■ Work order: Among the entries below, find every line that contains the string "title", then copy it.

***** Records shown *****

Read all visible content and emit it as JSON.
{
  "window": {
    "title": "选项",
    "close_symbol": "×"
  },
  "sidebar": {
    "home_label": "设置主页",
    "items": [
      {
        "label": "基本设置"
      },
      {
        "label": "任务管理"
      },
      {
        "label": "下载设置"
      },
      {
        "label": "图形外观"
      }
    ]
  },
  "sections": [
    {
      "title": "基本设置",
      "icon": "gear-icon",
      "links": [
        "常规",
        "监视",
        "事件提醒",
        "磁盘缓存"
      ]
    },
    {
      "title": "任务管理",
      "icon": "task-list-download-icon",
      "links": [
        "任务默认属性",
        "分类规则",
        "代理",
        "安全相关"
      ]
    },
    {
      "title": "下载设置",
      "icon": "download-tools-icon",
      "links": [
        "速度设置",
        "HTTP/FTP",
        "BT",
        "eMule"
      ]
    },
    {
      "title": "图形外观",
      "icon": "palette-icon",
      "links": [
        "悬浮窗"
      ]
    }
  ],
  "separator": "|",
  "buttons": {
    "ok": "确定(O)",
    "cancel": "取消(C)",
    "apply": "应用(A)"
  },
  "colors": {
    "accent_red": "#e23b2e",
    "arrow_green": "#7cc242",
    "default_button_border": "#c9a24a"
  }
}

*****

■ Task answer:
    "title": "选项",
      "title": "基本设置",
      "title": "任务管理",
      "title": "下载设置",
      "title": "图形外观",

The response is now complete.